Make sure to consult proper canning procedures before canning foods such as meats.
As I’ve already mentioned, there may come a day when you can not go to the grocery store, so you may have to grow your own food. Preparedness seeds are packages, usually in a plastic bucket that contain a variety of seeds in one container, like a garden or a harvest in a bucket.
Two dry food types that should be a staple of any preparation plan are rices and beans. You could survive well and for a long time on just these two foods. Also the fact that they do not “expire” for a long time. Make sure to keep these goods in plastic containers so they stay dry and to keep rodents out.
Flour is another dry staple that should be a part of any emergency food supply storage. It is also a item that could be used to create other food items, such as breads or muffins. Again, keep these items in air-tight containers.
Most food items have a limited shelf life so it’s important to rotate your supplies. As you bring in fresh items, place them at the back of your storage and bring the older items to the front and consume before they spoil or are past their expiration date.
There are food supplies that are designed to have shelf lives of 10 to 20 years and more. Items such as freezed dried and MRE (Meals Read To Eat), can be purchased to build a long term supply of food. While they may not be all that tasty, they are a food. One advantage these packages also have is that often come as complete meals, entree, side and even dessert. These also usually come in bucket so they are easy to store or stack and they are sealed well. They are more than just food, they are ready-to-go meals.
On Going Food Supplies
With a fishing pole and basic fishing equipment, you can provide for yourself or your family practically forever. Most people live close enough to bodies of water that could supply an almost never ending supply of fish.
While they can be messy and noisy, raising chickens can be a great source of ongoing food to provide for your family, and they are quite easy to care for. Of course the most important food chickens can provide you are eggs, which are high in protein and an be used in many ways.
Besides eggs and meat, chickens are also quick to reproduce, adding to your future food supply. Let hen’s sit on some of your eggs and you could have baby chicks before you know it. New stock is also helpful because hens do stop laying after a certain age.
Although not every one agree’s with it, rabbits are another easy “food” to raise, normally referred to as meat rabbits. They are simple to raise in cages and mature within 8 weeks, it can be quick food. Rabbits are also a very lean and healthy meat.
Even though it seems like a joke, rabbits are very quick to multiply. We’ve had doe’s who have 10 offspring at a time. If need be, the fur could also be used for clothing, or blankets to keep warm.
Along with food humans need water to survive. The common prepper’s choice are bottled water packs, such as 24 packs you find in the store. They are easy to store, stack, they are sealed and do not “go bad”, they are also low cost items. Large water barrels are also available to store larger amounts of water, such as 55-gallon barrels.

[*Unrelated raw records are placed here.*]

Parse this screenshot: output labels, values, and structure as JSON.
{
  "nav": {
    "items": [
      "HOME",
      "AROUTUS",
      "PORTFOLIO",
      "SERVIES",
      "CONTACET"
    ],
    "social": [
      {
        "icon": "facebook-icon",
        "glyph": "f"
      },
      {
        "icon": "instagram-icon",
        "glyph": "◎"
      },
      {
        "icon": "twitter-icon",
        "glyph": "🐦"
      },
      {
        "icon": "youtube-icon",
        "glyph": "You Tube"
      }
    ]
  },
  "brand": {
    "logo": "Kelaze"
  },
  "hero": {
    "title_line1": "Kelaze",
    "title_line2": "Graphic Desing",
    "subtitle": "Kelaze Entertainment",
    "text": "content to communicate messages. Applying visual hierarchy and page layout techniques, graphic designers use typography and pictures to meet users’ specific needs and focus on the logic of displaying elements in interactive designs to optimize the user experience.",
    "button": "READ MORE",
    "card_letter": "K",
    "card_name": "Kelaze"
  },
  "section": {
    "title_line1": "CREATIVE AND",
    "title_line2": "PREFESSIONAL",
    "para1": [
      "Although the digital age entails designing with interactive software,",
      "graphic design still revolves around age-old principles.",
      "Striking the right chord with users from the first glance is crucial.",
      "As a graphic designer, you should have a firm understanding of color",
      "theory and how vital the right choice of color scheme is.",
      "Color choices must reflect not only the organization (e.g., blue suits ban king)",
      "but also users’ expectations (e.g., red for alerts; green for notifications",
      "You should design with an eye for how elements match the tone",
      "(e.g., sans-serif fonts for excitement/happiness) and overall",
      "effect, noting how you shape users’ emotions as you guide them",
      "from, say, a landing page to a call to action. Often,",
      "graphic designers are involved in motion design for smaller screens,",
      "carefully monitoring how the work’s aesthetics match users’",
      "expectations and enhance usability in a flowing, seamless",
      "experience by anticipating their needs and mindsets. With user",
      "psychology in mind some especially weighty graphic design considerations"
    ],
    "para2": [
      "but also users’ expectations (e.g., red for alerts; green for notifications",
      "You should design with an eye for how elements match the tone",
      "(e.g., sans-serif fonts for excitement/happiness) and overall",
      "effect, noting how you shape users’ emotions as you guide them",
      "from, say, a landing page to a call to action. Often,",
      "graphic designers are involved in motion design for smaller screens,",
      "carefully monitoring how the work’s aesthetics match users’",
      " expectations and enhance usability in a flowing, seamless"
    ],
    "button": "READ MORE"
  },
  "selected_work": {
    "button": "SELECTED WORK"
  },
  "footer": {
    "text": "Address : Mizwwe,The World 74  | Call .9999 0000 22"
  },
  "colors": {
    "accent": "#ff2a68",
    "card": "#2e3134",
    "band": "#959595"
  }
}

On the subject of water, it can be useful to have rain barrels that catch rain water. It would not be something you would want to drink, but it could be used to flush toilets or water a garden and if you did need to drink it you could always boil it first.
Even though things may be fine now, some day, you may need to take care of yourself, so it doesn’t hurt to prepare ahead, rather than wishing you had. A side benefit of preparing is you also build self-reliance and accomplishment in yourself, which can feel empowering.
There was a time not long ago that families had to grow or raise or grow their own food, sadly, we’ve moved away from that ideal and have come to rely to heavily on some one else taking care of our food, which puts us in a very vulnerable position. You can take care of yourself and your family if you want to.